### TASK INSTRUCTIONS
Write out every record exactly as it appears. Skip the pictures.

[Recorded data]
↓↓↓

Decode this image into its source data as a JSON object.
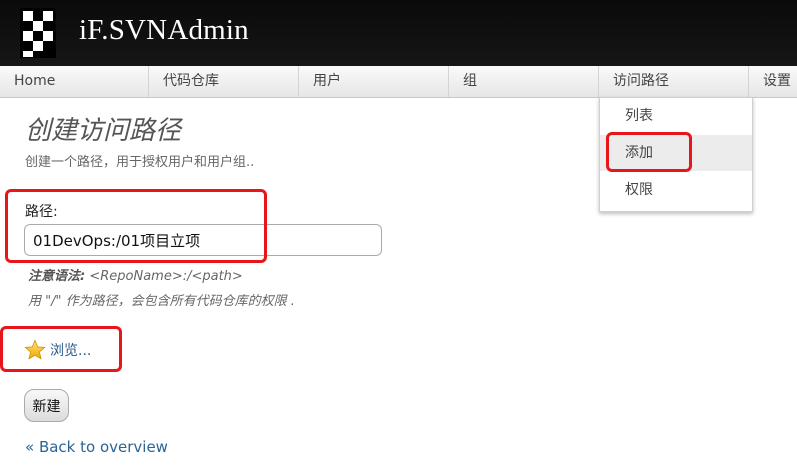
{
  "app": {
    "title": "iF.SVNAdmin"
  },
  "nav": {
    "items": [
      {
        "label": "Home"
      },
      {
        "label": "代码仓库"
      },
      {
        "label": "用户"
      },
      {
        "label": "组"
      },
      {
        "label": "访问路径"
      },
      {
        "label": "设置"
      }
    ]
  },
  "dropdown": {
    "items": [
      {
        "label": "列表"
      },
      {
        "label": "添加",
        "highlighted": true
      },
      {
        "label": "权限"
      }
    ]
  },
  "page": {
    "title": "创建访问路径",
    "description": "创建一个路径，用于授权用户和用户组.."
  },
  "form": {
    "path_label": "路径:",
    "path_value": "01DevOps:/01项目立项",
    "syntax_label": "注意语法:",
    "syntax_pattern": "<RepoName>:/<path>",
    "hint": "用 \"/\" 作为路径，会包含所有代码仓库的权限 .",
    "browse_label": "浏览...",
    "browse_icon": "star-icon",
    "submit_label": "新建"
  },
  "back_link": {
    "label": "« Back to overview"
  },
  "annotations": {
    "highlight_color": "#e8161b"
  },
  "colors": {
    "header_bg": "#0a0a0a",
    "link": "#2a6496"
  }
}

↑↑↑

### RESULT
Decode this image into its source data as a JSON object.
{
  "app": {
    "title": "iF.SVNAdmin"
  },
  "nav": {
    "items": [
      {
        "label": "Home"
      },
      {
        "label": "代码仓库"
      },
      {
        "label": "用户"
      },
      {
        "label": "组"
      },
      {
        "label": "访问路径"
      },
      {
        "label": "设置"
      }
    ]
  },
  "dropdown": {
    "items": [
      {
        "label": "列表"
      },
      {
        "label": "添加",
        "highlighted": true
      },
      {
        "label": "权限"
      }
    ]
  },
  "page": {
    "title": "创建访问路径",
    "description": "创建一个路径，用于授权用户和用户组.."
  },
  "form": {
    "path_label": "路径:",
    "path_value": "01DevOps:/01项目立项",
    "syntax_label": "注意语法:",
    "syntax_pattern": "<RepoName>:/<path>",
    "hint": "用 \"/\" 作为路径，会包含所有代码仓库的权限 .",
    "browse_label": "浏览...",
    "browse_icon": "star-icon",
    "submit_label": "新建"
  },
  "back_link": {
    "label": "« Back to overview"
  },
  "annotations": {
    "highlight_color": "#e8161b"
  },
  "colors": {
    "header_bg": "#0a0a0a",
    "link": "#2a6496"
  }
}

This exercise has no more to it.